■ INSTRUCTIONS FOR THE TASK ■
Return the lines below in which the string "icon" occurs.

*** Opening DATASET EXCERPTS ***

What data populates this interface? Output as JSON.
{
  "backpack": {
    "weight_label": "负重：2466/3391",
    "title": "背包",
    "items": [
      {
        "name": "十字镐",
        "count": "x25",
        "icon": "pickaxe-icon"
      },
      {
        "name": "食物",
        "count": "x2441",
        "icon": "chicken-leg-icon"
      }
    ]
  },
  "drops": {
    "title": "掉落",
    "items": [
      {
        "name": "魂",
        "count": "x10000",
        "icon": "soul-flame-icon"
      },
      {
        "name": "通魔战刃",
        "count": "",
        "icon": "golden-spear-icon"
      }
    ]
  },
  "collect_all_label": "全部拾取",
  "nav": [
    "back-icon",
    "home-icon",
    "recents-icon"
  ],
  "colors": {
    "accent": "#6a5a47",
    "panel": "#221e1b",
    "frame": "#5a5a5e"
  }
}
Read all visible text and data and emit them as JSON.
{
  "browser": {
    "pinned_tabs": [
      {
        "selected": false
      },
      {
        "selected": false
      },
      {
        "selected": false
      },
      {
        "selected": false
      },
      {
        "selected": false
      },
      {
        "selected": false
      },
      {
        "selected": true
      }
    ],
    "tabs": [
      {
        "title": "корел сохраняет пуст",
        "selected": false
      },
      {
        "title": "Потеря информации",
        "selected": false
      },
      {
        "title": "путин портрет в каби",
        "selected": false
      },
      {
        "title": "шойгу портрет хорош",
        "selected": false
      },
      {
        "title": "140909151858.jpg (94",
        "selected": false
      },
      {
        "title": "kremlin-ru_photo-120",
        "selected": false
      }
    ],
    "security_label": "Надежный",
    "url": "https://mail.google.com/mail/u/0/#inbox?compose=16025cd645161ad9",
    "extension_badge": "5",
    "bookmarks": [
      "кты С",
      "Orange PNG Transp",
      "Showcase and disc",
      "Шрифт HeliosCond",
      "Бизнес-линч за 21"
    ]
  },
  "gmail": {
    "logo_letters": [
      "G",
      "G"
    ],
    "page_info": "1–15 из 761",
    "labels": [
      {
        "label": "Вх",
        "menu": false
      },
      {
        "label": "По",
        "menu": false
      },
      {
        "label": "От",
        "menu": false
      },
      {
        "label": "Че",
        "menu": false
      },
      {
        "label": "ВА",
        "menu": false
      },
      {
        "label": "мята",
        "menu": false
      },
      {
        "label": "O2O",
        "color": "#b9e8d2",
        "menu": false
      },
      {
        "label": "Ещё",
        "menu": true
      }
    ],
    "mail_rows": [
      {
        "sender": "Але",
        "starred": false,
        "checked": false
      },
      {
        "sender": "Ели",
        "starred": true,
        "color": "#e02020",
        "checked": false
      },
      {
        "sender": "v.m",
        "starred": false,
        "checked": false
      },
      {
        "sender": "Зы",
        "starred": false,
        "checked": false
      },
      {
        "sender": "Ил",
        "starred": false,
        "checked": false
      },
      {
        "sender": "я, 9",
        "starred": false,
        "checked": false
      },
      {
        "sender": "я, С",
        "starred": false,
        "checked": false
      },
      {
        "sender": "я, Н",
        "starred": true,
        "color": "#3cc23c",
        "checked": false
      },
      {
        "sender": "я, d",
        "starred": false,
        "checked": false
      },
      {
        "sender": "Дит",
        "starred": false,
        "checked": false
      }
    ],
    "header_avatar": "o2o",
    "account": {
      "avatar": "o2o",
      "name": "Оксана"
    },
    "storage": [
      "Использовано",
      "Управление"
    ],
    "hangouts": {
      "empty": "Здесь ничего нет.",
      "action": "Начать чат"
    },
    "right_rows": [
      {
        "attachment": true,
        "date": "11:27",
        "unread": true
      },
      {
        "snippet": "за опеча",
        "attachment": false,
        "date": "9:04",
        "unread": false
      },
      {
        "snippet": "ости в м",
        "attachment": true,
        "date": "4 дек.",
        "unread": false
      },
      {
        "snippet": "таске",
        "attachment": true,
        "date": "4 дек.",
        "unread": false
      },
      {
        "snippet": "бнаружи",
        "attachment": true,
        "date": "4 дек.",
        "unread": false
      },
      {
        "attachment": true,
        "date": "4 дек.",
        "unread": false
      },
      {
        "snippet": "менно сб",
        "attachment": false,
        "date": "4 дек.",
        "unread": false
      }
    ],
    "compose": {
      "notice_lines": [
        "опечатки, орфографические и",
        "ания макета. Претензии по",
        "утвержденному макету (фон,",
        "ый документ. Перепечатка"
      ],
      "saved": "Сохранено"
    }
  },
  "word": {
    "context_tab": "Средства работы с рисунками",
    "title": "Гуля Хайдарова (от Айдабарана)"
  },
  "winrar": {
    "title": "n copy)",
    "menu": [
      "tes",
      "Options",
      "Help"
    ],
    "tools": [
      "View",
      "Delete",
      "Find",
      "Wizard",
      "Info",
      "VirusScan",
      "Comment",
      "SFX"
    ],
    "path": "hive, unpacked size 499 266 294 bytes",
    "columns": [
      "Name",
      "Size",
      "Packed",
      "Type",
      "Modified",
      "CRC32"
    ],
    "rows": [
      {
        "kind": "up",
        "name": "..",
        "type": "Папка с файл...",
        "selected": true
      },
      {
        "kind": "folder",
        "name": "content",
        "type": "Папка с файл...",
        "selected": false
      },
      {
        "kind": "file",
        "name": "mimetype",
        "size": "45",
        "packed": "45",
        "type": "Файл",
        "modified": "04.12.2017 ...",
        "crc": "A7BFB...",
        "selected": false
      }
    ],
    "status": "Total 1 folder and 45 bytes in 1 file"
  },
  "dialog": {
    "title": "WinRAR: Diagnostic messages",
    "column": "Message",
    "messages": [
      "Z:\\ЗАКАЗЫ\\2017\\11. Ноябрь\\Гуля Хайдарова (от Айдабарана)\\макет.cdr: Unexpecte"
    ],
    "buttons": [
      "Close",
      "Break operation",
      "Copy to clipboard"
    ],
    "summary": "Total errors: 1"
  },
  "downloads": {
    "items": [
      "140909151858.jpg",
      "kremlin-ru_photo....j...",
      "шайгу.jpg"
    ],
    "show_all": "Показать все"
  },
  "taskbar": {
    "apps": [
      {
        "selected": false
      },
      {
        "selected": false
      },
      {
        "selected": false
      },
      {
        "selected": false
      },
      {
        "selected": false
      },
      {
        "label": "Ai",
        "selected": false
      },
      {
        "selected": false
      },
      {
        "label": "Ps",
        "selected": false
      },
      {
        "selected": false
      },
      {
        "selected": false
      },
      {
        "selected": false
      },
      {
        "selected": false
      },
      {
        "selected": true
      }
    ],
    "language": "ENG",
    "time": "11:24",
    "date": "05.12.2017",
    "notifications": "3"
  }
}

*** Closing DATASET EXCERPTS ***

■ ANSWER TO THIS EXERCISE ■
        "icon": "pickaxe-icon"
        "icon": "chicken-leg-icon"
        "icon": "soul-flame-icon"
        "icon": "golden-spear-icon"
    "back-icon",
    "home-icon",
    "recents-icon"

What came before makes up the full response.